• [MATERIAL FOR THE TASK]
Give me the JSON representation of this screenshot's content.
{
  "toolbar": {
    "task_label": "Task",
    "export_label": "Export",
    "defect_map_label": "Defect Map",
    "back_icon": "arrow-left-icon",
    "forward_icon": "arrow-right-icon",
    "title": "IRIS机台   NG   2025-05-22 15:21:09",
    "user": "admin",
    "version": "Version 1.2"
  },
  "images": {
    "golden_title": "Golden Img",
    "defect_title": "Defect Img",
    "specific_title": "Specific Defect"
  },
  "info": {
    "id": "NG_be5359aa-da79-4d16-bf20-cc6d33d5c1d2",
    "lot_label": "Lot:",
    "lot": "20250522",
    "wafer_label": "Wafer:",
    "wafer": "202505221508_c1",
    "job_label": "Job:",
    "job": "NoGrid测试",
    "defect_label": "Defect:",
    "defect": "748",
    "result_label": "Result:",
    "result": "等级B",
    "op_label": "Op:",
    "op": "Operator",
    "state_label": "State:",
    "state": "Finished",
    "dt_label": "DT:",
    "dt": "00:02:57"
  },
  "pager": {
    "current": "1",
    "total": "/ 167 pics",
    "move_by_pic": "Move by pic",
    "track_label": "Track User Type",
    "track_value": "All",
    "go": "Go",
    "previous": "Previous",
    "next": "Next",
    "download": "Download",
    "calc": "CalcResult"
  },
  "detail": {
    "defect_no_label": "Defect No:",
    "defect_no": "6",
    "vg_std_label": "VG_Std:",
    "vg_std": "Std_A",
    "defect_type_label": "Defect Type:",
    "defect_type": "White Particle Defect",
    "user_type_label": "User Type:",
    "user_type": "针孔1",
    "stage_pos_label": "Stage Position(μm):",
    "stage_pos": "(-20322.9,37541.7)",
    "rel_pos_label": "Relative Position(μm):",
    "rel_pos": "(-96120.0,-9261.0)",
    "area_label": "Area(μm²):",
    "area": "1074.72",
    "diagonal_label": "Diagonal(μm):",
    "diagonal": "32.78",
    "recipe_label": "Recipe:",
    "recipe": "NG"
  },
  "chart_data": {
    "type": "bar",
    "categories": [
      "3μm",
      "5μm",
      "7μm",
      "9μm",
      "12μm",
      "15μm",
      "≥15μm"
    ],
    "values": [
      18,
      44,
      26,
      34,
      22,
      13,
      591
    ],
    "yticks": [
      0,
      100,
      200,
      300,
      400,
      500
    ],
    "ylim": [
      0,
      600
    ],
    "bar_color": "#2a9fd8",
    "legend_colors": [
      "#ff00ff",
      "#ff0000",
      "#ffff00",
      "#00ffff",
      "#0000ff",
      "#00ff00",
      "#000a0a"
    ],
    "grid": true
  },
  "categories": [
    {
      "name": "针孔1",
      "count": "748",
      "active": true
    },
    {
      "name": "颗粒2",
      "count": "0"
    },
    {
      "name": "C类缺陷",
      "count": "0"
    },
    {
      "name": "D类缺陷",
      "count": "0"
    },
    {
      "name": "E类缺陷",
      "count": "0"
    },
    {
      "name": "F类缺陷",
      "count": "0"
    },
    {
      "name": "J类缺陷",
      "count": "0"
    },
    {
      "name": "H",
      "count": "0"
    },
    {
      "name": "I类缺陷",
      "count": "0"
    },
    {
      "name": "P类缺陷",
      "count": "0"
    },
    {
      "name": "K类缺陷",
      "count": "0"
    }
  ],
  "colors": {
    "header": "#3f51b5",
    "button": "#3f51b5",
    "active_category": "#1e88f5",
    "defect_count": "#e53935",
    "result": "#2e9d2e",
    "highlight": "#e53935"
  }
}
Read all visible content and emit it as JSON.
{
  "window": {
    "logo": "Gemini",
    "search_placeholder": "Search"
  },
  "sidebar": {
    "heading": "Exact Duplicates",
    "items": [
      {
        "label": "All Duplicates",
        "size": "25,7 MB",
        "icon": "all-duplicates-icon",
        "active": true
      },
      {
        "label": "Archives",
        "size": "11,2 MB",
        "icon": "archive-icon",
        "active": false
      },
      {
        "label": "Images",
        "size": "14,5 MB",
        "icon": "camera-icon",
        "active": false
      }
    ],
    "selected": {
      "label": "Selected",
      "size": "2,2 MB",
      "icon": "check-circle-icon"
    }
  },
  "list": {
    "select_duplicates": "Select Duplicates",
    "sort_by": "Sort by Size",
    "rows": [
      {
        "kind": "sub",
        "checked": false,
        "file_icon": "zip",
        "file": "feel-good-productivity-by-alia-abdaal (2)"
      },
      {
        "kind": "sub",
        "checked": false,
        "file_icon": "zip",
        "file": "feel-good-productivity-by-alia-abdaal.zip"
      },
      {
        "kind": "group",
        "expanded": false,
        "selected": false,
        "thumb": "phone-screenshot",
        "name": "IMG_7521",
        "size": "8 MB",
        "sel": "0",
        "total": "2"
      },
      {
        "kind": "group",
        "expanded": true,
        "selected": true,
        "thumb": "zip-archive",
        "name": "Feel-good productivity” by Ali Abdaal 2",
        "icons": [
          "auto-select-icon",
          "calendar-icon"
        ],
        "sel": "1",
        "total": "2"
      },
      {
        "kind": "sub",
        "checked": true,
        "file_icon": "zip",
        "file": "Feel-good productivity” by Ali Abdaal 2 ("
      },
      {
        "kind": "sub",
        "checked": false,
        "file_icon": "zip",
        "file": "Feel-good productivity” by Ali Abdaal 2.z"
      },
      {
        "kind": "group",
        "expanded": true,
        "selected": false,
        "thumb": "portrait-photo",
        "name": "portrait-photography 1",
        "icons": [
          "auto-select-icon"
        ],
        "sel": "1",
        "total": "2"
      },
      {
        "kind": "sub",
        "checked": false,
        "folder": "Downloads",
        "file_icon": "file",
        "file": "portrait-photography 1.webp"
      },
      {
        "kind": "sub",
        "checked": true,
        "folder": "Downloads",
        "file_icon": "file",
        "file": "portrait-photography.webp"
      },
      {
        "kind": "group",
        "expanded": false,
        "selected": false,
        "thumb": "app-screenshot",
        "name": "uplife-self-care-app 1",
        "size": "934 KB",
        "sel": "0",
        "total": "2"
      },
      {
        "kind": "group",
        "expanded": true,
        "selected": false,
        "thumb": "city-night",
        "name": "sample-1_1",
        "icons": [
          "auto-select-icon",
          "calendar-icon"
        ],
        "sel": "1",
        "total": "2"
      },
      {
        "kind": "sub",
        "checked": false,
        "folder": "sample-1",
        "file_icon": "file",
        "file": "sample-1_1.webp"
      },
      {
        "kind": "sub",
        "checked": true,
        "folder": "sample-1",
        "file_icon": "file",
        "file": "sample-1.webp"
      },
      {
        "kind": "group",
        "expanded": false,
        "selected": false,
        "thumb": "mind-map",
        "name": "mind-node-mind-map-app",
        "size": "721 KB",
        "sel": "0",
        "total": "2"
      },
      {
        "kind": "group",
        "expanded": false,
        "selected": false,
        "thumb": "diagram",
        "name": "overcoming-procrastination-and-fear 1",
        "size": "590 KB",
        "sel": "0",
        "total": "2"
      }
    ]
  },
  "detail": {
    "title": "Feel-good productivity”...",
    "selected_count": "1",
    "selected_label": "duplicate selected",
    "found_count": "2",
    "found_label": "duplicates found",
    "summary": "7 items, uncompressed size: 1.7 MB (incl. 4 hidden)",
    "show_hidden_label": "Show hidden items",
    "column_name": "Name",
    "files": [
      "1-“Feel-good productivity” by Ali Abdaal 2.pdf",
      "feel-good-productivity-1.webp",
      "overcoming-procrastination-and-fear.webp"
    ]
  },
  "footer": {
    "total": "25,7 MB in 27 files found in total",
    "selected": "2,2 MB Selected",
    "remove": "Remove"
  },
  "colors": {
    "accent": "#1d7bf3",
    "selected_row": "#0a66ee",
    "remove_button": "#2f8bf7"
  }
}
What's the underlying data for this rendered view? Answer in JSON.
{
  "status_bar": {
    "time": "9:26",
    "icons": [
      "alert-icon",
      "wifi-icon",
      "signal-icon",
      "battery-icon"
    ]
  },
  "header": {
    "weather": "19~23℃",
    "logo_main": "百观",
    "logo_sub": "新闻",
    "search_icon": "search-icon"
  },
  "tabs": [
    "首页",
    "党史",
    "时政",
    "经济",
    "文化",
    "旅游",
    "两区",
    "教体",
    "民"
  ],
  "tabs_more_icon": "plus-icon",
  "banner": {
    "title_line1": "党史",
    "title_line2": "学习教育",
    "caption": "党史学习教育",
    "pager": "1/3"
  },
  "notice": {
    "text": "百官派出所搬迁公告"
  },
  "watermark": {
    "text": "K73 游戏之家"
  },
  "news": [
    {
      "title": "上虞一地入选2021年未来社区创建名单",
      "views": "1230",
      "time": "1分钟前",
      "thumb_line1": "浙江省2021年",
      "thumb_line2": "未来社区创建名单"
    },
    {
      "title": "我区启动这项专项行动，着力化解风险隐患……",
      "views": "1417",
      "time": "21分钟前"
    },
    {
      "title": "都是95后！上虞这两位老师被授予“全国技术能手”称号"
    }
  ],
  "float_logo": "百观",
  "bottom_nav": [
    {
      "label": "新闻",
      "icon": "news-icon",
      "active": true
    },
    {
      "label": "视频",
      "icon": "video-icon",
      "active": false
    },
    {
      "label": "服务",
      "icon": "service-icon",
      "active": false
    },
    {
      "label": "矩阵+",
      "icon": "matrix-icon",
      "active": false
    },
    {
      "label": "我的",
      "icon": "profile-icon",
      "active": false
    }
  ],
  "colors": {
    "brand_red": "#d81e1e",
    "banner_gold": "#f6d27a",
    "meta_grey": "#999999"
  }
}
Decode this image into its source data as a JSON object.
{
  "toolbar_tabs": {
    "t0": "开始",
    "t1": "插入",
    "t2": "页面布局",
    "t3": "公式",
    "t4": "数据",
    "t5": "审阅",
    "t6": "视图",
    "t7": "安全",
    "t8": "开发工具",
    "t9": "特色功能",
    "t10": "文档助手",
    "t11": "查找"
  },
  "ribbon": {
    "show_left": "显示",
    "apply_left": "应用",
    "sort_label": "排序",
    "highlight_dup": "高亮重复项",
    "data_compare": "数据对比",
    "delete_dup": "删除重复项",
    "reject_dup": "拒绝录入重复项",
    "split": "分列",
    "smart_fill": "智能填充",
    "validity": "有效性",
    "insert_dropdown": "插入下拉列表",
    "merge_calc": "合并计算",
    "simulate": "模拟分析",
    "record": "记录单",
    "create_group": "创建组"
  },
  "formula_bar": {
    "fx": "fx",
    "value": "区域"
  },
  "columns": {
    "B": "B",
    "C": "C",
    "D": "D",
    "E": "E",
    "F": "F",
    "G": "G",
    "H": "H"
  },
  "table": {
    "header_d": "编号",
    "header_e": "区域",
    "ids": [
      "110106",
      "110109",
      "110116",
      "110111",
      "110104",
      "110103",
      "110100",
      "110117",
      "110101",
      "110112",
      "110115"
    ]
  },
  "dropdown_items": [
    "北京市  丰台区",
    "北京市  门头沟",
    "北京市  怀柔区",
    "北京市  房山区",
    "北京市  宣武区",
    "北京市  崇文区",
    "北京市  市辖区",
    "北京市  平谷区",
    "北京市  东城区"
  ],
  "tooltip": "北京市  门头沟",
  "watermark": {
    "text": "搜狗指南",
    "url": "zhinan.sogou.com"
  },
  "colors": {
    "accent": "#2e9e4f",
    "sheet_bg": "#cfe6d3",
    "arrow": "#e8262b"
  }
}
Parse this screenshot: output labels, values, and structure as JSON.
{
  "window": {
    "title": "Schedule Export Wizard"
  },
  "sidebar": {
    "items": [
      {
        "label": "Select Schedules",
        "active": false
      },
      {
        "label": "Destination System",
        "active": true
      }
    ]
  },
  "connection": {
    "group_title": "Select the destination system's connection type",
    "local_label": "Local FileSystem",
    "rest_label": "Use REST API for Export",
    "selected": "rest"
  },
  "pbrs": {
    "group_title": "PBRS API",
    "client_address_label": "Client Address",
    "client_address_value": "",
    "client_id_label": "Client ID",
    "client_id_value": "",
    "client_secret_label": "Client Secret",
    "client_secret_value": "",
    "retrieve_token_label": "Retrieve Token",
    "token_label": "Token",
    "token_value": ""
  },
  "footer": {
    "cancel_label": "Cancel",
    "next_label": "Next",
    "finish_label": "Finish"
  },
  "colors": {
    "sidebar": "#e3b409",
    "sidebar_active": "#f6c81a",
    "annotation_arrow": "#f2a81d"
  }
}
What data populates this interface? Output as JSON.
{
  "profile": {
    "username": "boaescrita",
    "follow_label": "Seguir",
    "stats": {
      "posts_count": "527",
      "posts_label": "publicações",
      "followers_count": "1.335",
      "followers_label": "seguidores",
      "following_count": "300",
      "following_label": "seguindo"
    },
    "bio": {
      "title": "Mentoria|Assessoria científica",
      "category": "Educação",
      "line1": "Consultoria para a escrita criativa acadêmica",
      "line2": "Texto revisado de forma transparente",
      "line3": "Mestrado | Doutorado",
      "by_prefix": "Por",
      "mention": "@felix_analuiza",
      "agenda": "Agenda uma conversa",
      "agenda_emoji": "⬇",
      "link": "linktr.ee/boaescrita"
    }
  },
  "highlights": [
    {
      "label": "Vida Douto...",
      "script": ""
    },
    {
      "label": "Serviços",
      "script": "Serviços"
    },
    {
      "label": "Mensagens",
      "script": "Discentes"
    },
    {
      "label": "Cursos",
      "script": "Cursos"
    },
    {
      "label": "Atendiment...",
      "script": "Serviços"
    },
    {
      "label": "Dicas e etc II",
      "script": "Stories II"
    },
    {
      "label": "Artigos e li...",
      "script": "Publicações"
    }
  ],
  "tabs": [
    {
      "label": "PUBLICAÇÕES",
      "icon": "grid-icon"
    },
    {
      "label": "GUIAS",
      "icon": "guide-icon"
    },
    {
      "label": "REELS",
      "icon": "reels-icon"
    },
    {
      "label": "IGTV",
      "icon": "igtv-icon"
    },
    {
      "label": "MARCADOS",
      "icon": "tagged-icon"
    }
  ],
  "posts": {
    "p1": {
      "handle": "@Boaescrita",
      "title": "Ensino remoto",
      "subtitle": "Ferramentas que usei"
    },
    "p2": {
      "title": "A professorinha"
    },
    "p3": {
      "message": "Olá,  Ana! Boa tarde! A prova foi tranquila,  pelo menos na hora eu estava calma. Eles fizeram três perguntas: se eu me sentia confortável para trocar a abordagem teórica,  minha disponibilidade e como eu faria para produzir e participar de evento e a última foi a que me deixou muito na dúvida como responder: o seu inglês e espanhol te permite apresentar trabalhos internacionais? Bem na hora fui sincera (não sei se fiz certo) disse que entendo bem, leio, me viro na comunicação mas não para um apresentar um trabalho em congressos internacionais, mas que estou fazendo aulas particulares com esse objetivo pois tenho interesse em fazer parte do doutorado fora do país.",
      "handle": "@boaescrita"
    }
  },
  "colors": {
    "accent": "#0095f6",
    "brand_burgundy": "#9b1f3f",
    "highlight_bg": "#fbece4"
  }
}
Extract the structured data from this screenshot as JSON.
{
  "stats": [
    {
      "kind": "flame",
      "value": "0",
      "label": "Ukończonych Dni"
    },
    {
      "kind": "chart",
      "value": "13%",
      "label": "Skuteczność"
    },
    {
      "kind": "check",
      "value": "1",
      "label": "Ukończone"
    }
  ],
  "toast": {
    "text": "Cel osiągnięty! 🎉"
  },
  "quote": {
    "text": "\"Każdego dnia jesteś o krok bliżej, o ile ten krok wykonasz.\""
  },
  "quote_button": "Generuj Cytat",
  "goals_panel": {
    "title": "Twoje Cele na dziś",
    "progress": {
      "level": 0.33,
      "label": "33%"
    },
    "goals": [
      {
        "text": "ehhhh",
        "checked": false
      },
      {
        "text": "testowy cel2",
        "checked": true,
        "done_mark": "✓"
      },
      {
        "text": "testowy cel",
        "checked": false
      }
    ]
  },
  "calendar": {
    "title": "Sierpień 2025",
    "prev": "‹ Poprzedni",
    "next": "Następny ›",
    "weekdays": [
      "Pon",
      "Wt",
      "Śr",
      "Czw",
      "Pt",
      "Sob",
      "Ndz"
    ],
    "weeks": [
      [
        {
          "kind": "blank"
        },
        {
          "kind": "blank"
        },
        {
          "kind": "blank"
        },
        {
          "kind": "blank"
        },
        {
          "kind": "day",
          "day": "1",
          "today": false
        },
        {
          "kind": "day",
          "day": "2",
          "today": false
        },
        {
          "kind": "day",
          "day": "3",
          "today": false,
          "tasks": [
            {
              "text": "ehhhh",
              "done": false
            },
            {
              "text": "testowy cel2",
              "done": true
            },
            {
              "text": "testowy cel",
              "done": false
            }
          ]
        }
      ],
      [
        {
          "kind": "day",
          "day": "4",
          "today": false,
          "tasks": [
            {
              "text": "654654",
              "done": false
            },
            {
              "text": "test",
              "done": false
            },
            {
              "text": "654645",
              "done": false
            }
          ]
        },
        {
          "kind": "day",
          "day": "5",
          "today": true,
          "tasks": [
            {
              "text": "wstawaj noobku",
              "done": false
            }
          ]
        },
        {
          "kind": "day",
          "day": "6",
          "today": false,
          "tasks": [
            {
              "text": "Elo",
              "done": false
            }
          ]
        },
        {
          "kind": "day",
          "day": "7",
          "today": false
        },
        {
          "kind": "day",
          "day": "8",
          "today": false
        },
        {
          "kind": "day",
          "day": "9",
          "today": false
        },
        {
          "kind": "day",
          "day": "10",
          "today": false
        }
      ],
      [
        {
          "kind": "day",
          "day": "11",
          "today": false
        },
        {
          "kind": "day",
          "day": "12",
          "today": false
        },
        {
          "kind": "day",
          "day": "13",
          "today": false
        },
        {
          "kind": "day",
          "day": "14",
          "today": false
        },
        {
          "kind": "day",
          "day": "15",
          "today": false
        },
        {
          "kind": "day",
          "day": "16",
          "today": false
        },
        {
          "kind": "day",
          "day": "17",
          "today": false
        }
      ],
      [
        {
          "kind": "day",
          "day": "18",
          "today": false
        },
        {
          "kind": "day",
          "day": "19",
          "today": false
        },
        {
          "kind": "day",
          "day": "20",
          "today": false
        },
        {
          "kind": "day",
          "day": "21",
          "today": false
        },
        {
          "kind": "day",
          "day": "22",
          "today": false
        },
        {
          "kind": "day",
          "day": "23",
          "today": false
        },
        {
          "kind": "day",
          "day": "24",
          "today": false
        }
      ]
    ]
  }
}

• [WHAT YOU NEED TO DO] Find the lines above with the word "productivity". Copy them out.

• [ANSWER SPACE]
        "file": "feel-good-productivity-by-alia-abdaal (2)"
        "file": "feel-good-productivity-by-alia-abdaal.zip"
        "name": "Feel-good productivity” by Ali Abdaal 2",
        "file": "Feel-good productivity” by Ali Abdaal 2 ("
        "file": "Feel-good productivity” by Ali Abdaal 2.z"
    "title": "Feel-good productivity”...",
      "1-“Feel-good productivity” by Ali Abdaal 2.pdf",
      "feel-good-productivity-1.webp",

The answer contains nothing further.